### Required action
Lines where the string "color" appears are to be copied from the entries below.

### Provided data
○ ○ ○ ○ ○ ○ ○
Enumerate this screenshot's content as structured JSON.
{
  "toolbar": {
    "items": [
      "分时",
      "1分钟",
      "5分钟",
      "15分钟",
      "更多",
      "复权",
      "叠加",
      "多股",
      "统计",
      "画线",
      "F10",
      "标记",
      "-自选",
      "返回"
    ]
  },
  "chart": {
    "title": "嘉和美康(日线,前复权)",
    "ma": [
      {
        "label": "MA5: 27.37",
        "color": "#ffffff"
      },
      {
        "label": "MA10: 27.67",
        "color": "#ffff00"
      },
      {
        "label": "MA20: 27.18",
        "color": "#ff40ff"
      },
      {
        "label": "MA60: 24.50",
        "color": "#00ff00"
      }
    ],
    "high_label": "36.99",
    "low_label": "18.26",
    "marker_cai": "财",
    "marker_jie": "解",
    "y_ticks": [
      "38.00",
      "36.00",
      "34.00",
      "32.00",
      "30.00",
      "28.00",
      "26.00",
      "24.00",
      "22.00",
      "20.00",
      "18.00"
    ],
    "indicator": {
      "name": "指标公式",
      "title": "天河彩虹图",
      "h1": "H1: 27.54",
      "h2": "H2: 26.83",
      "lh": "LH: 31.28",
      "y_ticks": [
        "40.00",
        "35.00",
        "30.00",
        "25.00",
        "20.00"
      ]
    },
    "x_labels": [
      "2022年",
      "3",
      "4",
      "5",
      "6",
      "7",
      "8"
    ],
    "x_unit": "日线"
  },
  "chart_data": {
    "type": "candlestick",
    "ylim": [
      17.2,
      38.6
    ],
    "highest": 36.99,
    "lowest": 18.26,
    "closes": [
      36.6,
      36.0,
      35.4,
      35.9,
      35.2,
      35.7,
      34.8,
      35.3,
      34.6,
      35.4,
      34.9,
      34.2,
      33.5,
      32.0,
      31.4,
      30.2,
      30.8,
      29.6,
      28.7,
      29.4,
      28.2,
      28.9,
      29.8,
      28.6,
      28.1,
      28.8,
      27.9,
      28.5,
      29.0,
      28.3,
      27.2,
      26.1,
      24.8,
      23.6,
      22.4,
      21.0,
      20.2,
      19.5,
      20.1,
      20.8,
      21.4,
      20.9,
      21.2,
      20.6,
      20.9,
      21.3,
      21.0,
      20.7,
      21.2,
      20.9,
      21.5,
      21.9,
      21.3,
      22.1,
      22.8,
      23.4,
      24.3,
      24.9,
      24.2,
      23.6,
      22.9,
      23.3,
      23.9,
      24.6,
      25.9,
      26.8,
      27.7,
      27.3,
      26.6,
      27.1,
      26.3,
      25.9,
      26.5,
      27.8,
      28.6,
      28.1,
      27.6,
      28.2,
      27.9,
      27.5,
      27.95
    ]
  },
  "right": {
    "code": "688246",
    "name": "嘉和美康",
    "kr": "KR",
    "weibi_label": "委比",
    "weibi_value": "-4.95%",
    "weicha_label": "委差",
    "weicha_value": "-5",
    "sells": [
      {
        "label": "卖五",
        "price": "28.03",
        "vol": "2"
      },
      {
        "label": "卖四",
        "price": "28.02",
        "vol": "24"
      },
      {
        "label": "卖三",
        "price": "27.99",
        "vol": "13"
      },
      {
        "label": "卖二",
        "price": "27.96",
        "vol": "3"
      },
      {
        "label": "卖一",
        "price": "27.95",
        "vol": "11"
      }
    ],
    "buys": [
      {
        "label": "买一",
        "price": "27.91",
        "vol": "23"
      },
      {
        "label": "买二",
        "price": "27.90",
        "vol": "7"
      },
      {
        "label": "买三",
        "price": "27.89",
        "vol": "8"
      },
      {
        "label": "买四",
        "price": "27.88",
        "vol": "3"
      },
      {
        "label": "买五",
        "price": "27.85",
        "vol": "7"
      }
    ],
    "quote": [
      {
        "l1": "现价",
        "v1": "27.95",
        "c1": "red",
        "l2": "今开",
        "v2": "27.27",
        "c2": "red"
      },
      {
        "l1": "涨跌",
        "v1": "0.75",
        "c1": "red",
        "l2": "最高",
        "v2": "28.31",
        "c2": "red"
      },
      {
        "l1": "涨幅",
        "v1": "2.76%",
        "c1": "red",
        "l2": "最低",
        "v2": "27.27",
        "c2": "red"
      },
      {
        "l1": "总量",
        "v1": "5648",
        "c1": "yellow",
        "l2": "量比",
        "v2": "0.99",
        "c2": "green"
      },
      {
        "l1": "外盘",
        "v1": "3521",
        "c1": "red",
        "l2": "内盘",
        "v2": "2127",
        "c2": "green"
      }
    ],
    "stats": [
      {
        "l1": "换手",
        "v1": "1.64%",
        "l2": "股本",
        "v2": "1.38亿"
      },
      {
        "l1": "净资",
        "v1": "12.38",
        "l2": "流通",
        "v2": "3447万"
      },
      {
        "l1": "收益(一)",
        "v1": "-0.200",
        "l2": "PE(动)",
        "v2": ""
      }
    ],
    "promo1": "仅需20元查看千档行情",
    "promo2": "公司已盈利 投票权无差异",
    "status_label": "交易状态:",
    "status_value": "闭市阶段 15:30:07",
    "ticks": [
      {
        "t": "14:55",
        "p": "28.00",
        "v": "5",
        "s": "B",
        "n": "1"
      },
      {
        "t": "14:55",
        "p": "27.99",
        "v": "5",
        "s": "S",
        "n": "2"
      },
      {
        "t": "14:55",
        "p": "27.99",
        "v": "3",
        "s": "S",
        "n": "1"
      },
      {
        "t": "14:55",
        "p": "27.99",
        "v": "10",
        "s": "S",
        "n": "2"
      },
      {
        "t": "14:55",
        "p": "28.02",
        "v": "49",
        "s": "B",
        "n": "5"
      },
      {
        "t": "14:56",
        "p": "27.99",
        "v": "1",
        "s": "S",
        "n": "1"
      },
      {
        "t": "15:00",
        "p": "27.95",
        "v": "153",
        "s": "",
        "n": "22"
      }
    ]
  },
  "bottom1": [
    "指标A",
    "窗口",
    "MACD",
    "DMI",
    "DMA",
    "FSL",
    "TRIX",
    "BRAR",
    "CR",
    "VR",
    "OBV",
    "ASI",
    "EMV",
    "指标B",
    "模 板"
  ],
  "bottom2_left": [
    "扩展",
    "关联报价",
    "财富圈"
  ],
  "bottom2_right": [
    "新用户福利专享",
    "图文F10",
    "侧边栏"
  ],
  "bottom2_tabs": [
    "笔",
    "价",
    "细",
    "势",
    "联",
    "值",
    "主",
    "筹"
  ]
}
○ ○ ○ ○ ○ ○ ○
### Solution below
        "color": "#ffffff"
        "color": "#ffff00"
        "color": "#ff40ff"
        "color": "#00ff00"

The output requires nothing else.